However, unlike the ad, Gingrich faced opposition from Occupy Nashville protesters toward the latter half of his speech. Five protesters, one wearing a “Free Syria” shirt and waving a red flag, started call and response chants like “Wake up! It's class war!”
Gingrich addressed the Occupiers, saying “no matter how strange your ideas, you still have the freedom to yell them.” Other attendees chanted “Newt! Newt!” while another called the protesters “freaks.” Shortly thereafter, Gingrich wrapped up his speech as Occupy Nashville continued to chant “Liar! Liar!” in the background.

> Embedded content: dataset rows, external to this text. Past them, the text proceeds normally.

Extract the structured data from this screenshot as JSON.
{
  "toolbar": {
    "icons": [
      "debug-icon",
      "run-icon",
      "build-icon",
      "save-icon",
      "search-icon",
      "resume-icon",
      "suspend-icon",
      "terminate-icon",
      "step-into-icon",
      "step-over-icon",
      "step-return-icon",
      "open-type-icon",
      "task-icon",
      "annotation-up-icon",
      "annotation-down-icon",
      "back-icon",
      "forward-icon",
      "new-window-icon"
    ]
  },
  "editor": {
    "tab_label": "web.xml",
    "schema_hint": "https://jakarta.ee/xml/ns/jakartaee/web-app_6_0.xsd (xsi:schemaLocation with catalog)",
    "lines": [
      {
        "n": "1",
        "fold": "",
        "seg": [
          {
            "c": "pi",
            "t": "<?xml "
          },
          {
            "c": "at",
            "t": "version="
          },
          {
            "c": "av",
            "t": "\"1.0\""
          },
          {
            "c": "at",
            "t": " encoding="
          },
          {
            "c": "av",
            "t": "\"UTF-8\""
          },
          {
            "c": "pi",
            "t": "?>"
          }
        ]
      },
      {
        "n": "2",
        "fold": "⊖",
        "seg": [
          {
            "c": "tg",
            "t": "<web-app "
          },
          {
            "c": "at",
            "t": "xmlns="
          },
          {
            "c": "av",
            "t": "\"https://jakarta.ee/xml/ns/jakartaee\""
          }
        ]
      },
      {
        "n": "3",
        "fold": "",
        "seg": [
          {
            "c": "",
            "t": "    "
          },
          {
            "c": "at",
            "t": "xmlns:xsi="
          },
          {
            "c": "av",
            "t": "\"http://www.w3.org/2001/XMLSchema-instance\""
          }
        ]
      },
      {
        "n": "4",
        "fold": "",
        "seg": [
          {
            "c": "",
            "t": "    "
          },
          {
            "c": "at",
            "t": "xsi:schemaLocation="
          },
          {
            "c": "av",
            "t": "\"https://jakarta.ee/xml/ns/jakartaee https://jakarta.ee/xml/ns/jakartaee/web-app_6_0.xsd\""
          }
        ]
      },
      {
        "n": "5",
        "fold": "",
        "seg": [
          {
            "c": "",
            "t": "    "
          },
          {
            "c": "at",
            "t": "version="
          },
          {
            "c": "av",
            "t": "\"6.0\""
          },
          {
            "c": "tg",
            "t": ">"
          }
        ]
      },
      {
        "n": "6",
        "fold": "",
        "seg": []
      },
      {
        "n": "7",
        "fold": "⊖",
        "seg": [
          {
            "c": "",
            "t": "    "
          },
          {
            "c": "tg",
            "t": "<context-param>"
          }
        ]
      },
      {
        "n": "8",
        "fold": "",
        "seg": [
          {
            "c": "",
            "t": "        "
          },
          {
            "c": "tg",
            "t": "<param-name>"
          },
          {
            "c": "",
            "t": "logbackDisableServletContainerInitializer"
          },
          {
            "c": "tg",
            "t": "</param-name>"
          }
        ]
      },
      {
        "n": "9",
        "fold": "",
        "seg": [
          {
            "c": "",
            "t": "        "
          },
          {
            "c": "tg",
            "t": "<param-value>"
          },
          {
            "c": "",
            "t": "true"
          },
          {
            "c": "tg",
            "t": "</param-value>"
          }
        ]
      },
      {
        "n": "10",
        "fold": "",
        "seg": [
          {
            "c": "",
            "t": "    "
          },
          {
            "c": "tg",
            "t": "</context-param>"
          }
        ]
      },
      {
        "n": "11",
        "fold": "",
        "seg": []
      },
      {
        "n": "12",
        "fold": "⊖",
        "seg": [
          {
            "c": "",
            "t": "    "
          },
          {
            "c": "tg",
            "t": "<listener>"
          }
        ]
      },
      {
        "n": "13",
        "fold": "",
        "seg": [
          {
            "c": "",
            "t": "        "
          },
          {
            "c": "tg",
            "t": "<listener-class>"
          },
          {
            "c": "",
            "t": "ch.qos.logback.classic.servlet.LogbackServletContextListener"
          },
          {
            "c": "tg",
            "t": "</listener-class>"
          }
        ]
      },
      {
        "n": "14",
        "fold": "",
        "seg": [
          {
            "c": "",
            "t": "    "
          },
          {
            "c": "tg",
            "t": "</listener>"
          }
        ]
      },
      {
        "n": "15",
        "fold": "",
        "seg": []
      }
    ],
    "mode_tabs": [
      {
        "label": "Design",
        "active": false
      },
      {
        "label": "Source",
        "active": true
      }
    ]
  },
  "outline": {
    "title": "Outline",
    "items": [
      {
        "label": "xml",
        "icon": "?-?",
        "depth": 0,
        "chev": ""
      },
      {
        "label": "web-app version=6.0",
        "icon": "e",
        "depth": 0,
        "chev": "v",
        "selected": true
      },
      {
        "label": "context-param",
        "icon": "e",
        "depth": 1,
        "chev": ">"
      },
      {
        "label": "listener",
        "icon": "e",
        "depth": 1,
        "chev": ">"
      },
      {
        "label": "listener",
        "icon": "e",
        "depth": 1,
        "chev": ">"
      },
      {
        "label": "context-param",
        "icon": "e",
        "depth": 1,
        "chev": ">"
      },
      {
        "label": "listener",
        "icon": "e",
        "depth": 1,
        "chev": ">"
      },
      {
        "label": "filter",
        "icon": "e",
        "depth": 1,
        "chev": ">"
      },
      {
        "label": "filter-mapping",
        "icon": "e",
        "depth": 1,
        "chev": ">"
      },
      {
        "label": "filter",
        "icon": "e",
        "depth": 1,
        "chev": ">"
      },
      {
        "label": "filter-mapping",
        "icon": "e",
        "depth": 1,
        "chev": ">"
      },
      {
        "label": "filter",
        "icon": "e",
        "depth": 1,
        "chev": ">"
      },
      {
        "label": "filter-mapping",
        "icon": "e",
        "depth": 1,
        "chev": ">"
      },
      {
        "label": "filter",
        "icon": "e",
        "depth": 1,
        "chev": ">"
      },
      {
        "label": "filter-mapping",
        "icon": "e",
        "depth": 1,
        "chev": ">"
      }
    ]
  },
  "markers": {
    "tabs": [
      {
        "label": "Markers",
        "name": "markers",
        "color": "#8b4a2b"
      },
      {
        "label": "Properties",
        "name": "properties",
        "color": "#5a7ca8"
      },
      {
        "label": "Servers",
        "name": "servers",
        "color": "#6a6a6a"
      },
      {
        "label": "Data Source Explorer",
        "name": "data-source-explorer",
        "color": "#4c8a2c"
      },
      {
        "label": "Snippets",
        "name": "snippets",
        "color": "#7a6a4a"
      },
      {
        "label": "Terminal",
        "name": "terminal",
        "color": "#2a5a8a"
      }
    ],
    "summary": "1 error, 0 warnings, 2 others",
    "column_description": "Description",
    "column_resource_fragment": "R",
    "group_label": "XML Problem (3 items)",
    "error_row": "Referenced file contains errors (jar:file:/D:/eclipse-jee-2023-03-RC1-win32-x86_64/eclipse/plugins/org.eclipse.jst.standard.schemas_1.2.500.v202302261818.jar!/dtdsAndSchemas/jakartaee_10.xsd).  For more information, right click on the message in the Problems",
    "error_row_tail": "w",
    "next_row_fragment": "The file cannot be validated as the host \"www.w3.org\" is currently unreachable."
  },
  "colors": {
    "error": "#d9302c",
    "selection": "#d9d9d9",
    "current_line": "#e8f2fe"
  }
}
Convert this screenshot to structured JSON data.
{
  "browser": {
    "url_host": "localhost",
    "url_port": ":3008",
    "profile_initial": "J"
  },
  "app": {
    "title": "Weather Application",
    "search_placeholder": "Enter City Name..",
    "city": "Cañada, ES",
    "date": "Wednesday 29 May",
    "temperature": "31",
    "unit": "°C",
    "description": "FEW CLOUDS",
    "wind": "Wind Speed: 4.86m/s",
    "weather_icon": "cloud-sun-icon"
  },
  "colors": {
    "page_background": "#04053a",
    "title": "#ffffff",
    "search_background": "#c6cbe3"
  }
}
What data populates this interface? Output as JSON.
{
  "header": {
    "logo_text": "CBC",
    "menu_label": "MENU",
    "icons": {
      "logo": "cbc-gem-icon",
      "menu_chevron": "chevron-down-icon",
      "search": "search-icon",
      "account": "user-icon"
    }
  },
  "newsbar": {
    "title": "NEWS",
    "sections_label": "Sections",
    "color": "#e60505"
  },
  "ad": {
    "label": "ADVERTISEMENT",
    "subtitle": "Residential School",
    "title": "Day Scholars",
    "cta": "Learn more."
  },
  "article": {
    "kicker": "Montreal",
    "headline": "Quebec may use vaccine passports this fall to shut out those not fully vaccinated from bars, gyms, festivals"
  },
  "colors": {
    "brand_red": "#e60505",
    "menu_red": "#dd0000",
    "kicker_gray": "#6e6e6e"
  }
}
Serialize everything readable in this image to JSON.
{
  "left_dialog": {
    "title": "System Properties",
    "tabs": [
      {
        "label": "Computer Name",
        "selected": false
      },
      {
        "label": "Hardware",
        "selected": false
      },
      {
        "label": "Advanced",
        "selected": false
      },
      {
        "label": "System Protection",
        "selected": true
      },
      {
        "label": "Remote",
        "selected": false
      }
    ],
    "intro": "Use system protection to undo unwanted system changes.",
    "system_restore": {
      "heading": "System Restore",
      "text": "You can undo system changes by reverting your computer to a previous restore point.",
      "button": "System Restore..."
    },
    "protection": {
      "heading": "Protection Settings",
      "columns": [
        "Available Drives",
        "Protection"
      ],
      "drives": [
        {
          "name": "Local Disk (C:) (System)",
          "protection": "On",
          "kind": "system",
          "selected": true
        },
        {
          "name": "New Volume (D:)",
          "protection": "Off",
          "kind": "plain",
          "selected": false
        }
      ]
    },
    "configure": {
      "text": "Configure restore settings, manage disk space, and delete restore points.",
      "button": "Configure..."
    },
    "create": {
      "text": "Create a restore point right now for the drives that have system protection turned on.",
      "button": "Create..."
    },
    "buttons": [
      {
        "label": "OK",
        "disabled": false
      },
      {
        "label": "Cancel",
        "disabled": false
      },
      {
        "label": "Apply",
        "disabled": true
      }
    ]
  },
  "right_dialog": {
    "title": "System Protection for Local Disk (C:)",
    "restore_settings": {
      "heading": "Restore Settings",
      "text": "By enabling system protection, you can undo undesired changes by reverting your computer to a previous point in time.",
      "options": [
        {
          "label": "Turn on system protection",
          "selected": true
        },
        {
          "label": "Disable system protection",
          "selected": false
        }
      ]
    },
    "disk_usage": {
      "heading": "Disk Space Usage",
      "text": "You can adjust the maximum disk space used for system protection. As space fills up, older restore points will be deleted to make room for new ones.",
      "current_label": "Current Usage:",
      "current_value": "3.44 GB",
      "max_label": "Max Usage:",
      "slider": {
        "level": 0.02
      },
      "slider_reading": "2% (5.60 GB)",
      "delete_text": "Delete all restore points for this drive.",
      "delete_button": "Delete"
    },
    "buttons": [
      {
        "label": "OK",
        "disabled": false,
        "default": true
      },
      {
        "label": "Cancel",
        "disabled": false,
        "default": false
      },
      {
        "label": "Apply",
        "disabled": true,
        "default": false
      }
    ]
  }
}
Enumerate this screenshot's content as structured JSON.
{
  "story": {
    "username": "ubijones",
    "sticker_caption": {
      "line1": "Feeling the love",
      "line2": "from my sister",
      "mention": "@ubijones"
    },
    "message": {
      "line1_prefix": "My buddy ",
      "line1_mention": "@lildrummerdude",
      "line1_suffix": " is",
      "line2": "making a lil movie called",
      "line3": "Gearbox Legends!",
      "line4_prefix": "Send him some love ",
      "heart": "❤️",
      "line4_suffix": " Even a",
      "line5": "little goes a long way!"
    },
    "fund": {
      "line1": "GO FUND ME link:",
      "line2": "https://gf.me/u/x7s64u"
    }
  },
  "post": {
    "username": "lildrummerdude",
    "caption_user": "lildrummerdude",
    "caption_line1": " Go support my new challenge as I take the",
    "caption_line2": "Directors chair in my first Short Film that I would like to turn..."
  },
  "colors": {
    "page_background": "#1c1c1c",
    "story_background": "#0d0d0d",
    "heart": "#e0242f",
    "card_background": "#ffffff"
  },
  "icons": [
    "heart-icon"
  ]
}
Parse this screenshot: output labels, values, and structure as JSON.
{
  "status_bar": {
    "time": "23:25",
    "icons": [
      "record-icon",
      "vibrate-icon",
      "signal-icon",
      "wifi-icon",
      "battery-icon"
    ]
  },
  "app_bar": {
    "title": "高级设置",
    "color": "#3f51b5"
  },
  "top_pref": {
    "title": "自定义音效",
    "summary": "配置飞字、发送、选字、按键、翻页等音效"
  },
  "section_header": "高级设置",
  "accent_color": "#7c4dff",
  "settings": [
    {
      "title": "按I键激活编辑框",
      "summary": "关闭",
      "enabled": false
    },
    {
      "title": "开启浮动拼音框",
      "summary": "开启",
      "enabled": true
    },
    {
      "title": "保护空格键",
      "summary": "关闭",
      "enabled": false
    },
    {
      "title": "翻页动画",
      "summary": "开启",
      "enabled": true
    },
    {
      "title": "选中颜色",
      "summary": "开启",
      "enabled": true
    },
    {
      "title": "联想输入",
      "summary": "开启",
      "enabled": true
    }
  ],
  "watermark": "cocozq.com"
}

State troopers and a member of Gingrich's campaign asked the protesters to leave, and they obliged.
In the latest Vanderbilt University poll of Republican primary voters, Gingrich finished fourth behind Sen. Rick Santorum, Gov. Mitt Romney and Ron Paul. However, the poll also showed that 13 percent were undecided.
“This is a very fluid race with lots of ‘don’t knows’ and ‘none of the aboves,’” said John Geer, political science professor at Vanderbilt.
But even though he's trailing in the polls, Gingrich didn't hint at the thought of an uphill climb. Instead, he urged rally attendants to envision a debate between him and Obama — making no mention of his GOP opponents.
The rally was one of several Gingrich campaign stops in Middle Tennessee today. He started the day at a healthcare roundtable discussion at Baker Donelson, Bearman, Caldwell & Berkowitz's law offices, then hosted a GOP luncheon at Waller Lansden Dortch & Davis.
Gingrich was also set to address the GOP Caucus at the State Capitol. The event was closed to media. A Williamson County fundraiser with former Tennessee senator Fred Thompson, who introduced Gingrich at the rally, was scheduled to end the day.